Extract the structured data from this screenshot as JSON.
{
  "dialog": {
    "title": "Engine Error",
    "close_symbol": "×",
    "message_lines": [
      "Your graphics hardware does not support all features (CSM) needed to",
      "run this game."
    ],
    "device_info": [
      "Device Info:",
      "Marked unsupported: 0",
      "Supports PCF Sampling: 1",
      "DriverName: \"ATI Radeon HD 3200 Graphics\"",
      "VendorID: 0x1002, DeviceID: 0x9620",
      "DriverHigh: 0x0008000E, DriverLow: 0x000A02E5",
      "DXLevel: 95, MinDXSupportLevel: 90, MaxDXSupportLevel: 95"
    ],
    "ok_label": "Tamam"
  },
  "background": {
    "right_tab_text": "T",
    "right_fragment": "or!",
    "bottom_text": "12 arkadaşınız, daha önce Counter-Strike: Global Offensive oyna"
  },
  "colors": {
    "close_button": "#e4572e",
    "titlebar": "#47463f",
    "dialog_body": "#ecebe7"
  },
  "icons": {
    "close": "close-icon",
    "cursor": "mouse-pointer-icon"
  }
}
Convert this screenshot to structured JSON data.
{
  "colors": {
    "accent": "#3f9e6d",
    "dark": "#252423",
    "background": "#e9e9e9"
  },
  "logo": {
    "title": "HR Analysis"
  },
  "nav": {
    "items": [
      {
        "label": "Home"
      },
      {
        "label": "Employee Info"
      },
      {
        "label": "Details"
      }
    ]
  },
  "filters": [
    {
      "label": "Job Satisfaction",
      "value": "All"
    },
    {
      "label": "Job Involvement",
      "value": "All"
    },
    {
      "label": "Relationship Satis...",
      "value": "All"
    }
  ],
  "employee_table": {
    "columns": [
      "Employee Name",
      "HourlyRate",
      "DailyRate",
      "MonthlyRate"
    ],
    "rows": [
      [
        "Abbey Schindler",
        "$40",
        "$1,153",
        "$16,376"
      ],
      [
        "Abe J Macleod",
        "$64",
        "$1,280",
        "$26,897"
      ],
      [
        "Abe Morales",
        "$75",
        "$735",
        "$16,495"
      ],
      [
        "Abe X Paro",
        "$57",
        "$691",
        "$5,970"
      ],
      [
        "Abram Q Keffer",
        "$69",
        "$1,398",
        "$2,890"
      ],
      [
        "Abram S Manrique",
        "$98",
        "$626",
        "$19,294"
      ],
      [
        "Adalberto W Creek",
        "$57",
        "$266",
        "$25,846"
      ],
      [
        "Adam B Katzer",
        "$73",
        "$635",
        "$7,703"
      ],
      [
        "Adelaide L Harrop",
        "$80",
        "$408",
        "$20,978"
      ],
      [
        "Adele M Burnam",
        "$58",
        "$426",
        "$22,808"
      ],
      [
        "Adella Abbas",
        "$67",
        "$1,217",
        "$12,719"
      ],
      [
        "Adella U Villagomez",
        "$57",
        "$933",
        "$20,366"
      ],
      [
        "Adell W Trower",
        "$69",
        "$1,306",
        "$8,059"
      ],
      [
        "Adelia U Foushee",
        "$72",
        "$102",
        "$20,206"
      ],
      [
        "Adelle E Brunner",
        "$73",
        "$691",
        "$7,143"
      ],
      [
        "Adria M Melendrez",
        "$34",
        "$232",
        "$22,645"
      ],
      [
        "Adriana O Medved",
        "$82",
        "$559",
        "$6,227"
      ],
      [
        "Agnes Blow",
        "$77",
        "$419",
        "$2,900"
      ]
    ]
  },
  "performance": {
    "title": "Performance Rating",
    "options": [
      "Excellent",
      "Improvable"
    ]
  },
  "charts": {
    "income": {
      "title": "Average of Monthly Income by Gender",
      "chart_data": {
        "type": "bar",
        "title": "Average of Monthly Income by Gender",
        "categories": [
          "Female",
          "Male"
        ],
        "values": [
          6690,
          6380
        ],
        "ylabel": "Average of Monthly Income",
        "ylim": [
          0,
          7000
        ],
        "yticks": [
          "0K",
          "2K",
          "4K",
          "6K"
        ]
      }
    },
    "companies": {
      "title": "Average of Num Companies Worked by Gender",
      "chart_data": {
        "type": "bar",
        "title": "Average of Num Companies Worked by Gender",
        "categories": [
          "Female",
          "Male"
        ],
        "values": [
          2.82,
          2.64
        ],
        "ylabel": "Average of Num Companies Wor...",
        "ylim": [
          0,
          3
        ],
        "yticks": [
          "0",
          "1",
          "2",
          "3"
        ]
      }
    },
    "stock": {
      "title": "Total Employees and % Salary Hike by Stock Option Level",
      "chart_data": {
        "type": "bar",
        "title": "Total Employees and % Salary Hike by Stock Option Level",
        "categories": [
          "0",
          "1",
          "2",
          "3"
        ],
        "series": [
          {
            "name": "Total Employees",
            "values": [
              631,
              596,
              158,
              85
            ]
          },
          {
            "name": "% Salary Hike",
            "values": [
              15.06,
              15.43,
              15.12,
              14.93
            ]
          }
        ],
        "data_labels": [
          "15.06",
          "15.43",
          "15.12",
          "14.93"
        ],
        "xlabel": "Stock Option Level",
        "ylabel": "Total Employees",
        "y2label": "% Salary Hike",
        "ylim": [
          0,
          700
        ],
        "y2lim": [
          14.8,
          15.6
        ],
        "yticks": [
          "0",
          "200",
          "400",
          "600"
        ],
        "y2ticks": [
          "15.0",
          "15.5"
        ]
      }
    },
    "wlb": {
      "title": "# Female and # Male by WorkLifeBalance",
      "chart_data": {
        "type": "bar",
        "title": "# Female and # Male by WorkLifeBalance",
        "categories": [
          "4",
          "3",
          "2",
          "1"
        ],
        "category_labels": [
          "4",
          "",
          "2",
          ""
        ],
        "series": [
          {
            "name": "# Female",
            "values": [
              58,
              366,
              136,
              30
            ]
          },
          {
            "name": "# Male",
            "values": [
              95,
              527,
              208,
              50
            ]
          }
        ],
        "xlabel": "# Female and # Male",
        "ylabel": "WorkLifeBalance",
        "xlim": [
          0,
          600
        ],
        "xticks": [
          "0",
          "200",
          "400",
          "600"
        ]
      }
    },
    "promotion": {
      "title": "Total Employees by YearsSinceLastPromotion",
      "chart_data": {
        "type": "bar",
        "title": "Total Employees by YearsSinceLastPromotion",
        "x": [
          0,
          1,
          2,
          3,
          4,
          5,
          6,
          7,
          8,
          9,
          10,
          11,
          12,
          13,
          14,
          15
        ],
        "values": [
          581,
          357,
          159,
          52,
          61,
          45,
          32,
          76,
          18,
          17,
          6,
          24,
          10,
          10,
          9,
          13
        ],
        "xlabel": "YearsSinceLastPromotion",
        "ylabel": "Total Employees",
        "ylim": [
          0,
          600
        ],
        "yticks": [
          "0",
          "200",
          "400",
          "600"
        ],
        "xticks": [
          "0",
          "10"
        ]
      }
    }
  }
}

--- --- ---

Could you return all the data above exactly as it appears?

Extract the structured data from this screenshot as JSON.
{
  "dialog": {
    "title": "Engine Error",
    "close_symbol": "×",
    "message_lines": [
      "Your graphics hardware does not support all features (CSM) needed to",
      "run this game."
    ],
    "device_info": [
      "Device Info:",
      "Marked unsupported: 0",
      "Supports PCF Sampling: 1",
      "DriverName: \"ATI Radeon HD 3200 Graphics\"",
      "VendorID: 0x1002, DeviceID: 0x9620",
      "DriverHigh: 0x0008000E, DriverLow: 0x000A02E5",
      "DXLevel: 95, MinDXSupportLevel: 90, MaxDXSupportLevel: 95"
    ],
    "ok_label": "Tamam"
  },
  "background": {
    "right_tab_text": "T",
    "right_fragment": "or!",
    "bottom_text": "12 arkadaşınız, daha önce Counter-Strike: Global Offensive oyna"
  },
  "colors": {
    "close_button": "#e4572e",
    "titlebar": "#47463f",
    "dialog_body": "#ecebe7"
  },
  "icons": {
    "close": "close-icon",
    "cursor": "mouse-pointer-icon"
  }
}
Convert this screenshot to structured JSON data.
{
  "colors": {
    "accent": "#3f9e6d",
    "dark": "#252423",
    "background": "#e9e9e9"
  },
  "logo": {
    "title": "HR Analysis"
  },
  "nav": {
    "items": [
      {
        "label": "Home"
      },
      {
        "label": "Employee Info"
      },
      {
        "label": "Details"
      }
    ]
  },
  "filters": [
    {
      "label": "Job Satisfaction",
      "value": "All"
    },
    {
      "label": "Job Involvement",
      "value": "All"
    },
    {
      "label": "Relationship Satis...",
      "value": "All"
    }
  ],
  "employee_table": {
    "columns": [
      "Employee Name",
      "HourlyRate",
      "DailyRate",
      "MonthlyRate"
    ],
    "rows": [
      [
        "Abbey Schindler",
        "$40",
        "$1,153",
        "$16,376"
      ],
      [
        "Abe J Macleod",
        "$64",
        "$1,280",
        "$26,897"
      ],
      [
        "Abe Morales",
        "$75",
        "$735",
        "$16,495"
      ],
      [
        "Abe X Paro",
        "$57",
        "$691",
        "$5,970"
      ],
      [
        "Abram Q Keffer",
        "$69",
        "$1,398",
        "$2,890"
      ],
      [
        "Abram S Manrique",
        "$98",
        "$626",
        "$19,294"
      ],
      [
        "Adalberto W Creek",
        "$57",
        "$266",
        "$25,846"
      ],
      [
        "Adam B Katzer",
        "$73",
        "$635",
        "$7,703"
      ],
      [
        "Adelaide L Harrop",
        "$80",
        "$408",
        "$20,978"
      ],
      [
        "Adele M Burnam",
        "$58",
        "$426",
        "$22,808"
      ],
      [
        "Adella Abbas",
        "$67",
        "$1,217",
        "$12,719"
      ],
      [
        "Adella U Villagomez",
        "$57",
        "$933",
        "$20,366"
      ],
      [
        "Adell W Trower",
        "$69",
        "$1,306",
        "$8,059"
      ],
      [
        "Adelia U Foushee",
        "$72",
        "$102",
        "$20,206"
      ],
      [
        "Adelle E Brunner",
        "$73",
        "$691",
        "$7,143"
      ],
      [
        "Adria M Melendrez",
        "$34",
        "$232",
        "$22,645"
      ],
      [
        "Adriana O Medved",
        "$82",
        "$559",
        "$6,227"
      ],
      [
        "Agnes Blow",
        "$77",
        "$419",
        "$2,900"
      ]
    ]
  },
  "performance": {
    "title": "Performance Rating",
    "options": [
      "Excellent",
      "Improvable"
    ]
  },
  "charts": {
    "income": {
      "title": "Average of Monthly Income by Gender",
      "chart_data": {
        "type": "bar",
        "title": "Average of Monthly Income by Gender",
        "categories": [
          "Female",
          "Male"
        ],
        "values": [
          6690,
          6380
        ],
        "ylabel": "Average of Monthly Income",
        "ylim": [
          0,
          7000
        ],
        "yticks": [
          "0K",
          "2K",
          "4K",
          "6K"
        ]
      }
    },
    "companies": {
      "title": "Average of Num Companies Worked by Gender",
      "chart_data": {
        "type": "bar",
        "title": "Average of Num Companies Worked by Gender",
        "categories": [
          "Female",
          "Male"
        ],
        "values": [
          2.82,
          2.64
        ],
        "ylabel": "Average of Num Companies Wor...",
        "ylim": [
          0,
          3
        ],
        "yticks": [
          "0",
          "1",
          "2",
          "3"
        ]
      }
    },
    "stock": {
      "title": "Total Employees and % Salary Hike by Stock Option Level",
      "chart_data": {
        "type": "bar",
        "title": "Total Employees and % Salary Hike by Stock Option Level",
        "categories": [
          "0",
          "1",
          "2",
          "3"
        ],
        "series": [
          {
            "name": "Total Employees",
            "values": [
              631,
              596,
              158,
              85
            ]
          },
          {
            "name": "% Salary Hike",
            "values": [
              15.06,
              15.43,
              15.12,
              14.93
            ]
          }
        ],
        "data_labels": [
          "15.06",
          "15.43",
          "15.12",
          "14.93"
        ],
        "xlabel": "Stock Option Level",
        "ylabel": "Total Employees",
        "y2label": "% Salary Hike",
        "ylim": [
          0,
          700
        ],
        "y2lim": [
          14.8,
          15.6
        ],
        "yticks": [
          "0",
          "200",
          "400",
          "600"
        ],
        "y2ticks": [
          "15.0",
          "15.5"
        ]
      }
    },
    "wlb": {
      "title": "# Female and # Male by WorkLifeBalance",
      "chart_data": {
        "type": "bar",
        "title": "# Female and # Male by WorkLifeBalance",
        "categories": [
          "4",
          "3",
          "2",
          "1"
        ],
        "category_labels": [
          "4",
          "",
          "2",
          ""
        ],
        "series": [
          {
            "name": "# Female",
            "values": [
              58,
              366,
              136,
              30
            ]
          },
          {
            "name": "# Male",
            "values": [
              95,
              527,
              208,
              50
            ]
          }
        ],
        "xlabel": "# Female and # Male",
        "ylabel": "WorkLifeBalance",
        "xlim": [
          0,
          600
        ],
        "xticks": [
          "0",
          "200",
          "400",
          "600"
        ]
      }
    },
    "promotion": {
      "title": "Total Employees by YearsSinceLastPromotion",
      "chart_data": {
        "type": "bar",
        "title": "Total Employees by YearsSinceLastPromotion",
        "x": [
          0,
          1,
          2,
          3,
          4,
          5,
          6,
          7,
          8,
          9,
          10,
          11,
          12,
          13,
          14,
          15
        ],
        "values": [
          581,
          357,
          159,
          52,
          61,
          45,
          32,
          76,
          18,
          17,
          6,
          24,
          10,
          10,
          9,
          13
        ],
        "xlabel": "YearsSinceLastPromotion",
        "ylabel": "Total Employees",
        "ylim": [
          0,
          600
        ],
        "yticks": [
          "0",
          "200",
          "400",
          "600"
        ],
        "xticks": [
          "0",
          "10"
        ]
      }
    }
  }
}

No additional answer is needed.